To the contrary, former BSF Director K. K. Sharma admitted that pushbacks occur for mere expediency, because otherwise: “it becomes a liability since then a process has to be followed in terms of identifying them.” Notably, the government does not claim that each individual being refouled poses a security threat, but merely that some Rohingya do get, or that Rohingya could be, recruited by Islamic fundamentalists.
Importantly, this idea of some Rohingya posing a security threat is more a sentiment than based on facts: A written statement made in the Jammu and Kashmir Legislative Assembly by the-then state’s Chief Minister in 2017 clarified that of 5,743 identified Rohingya in the then-state, “[n]o instance of radicalisation of these foreigners has been reported so far ” This was reiterated by former BSF Chief Sharma, who had previously ordered the pushbacks, in a press briefing: that no terror links have been found within the Rohingya community.
Hence, the argument that the Rohingya poses a threat to national security itself is not substantiated with any evidence.
Overall, the principle of non-refoulement does not entail a right for Rohingya to be granted asylum in a particular State. It does mean, however, that where India finds that an individual is not a security threat, it must adopt a course that does not result in the Rohingya’s removal, directly or indirectly, to a place where their lives would be in danger.

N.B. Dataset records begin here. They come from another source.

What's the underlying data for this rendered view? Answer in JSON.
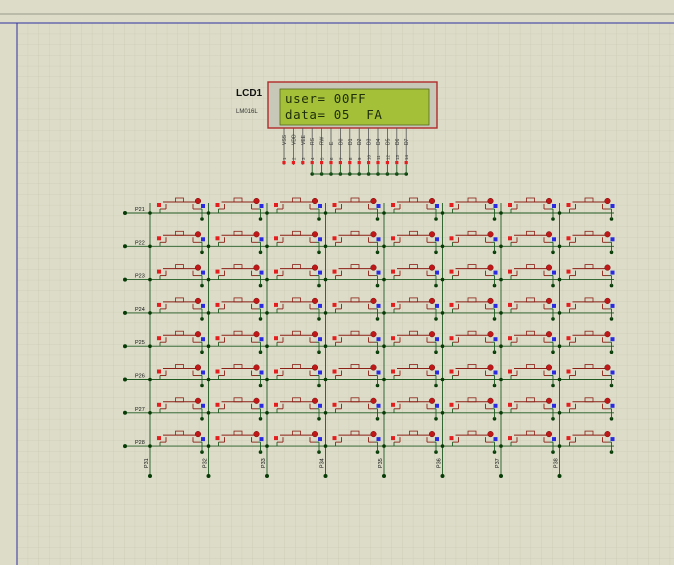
{
  "theme": {
    "sheet_bg": "#dcdcc8",
    "grid_minor": "#c6c6b0",
    "grid_major": "#b6b6a0",
    "border_blue": "#3030a0",
    "wire": "#1f5a22",
    "junction": "#063b06",
    "switch_stroke": "#8c1f16",
    "pin_red": "#e41e1e",
    "pin_blue": "#2a2ae0",
    "lcd_frame": "#b22a2a",
    "lcd_screen": "#a4bf38"
  },
  "lcd": {
    "designator": "LCD1",
    "model": "LM016L",
    "line1": "user= 00FF",
    "line2": "data= 05  FA",
    "pins": [
      {
        "name": "VSS",
        "num": "1"
      },
      {
        "name": "VDD",
        "num": "2"
      },
      {
        "name": "VEE",
        "num": "3"
      },
      {
        "name": "RS",
        "num": "4"
      },
      {
        "name": "RW",
        "num": "5"
      },
      {
        "name": "E",
        "num": "6"
      },
      {
        "name": "D0",
        "num": "7"
      },
      {
        "name": "D1",
        "num": "8"
      },
      {
        "name": "D2",
        "num": "9"
      },
      {
        "name": "D3",
        "num": "10"
      },
      {
        "name": "D4",
        "num": "11"
      },
      {
        "name": "D5",
        "num": "12"
      },
      {
        "name": "D6",
        "num": "13"
      },
      {
        "name": "D7",
        "num": "14"
      }
    ]
  },
  "keypad": {
    "rows": 8,
    "cols": 8,
    "row_labels": [
      "P21",
      "P22",
      "P23",
      "P24",
      "P25",
      "P26",
      "P27",
      "P28"
    ],
    "col_labels": [
      "P31",
      "P32",
      "P33",
      "P34",
      "P35",
      "P36",
      "P37",
      "P38"
    ]
  }
}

(The author is with the South Asian Human Rights Documentation Centre. The views expressed are personal. The article first appeared in The Leaflet.)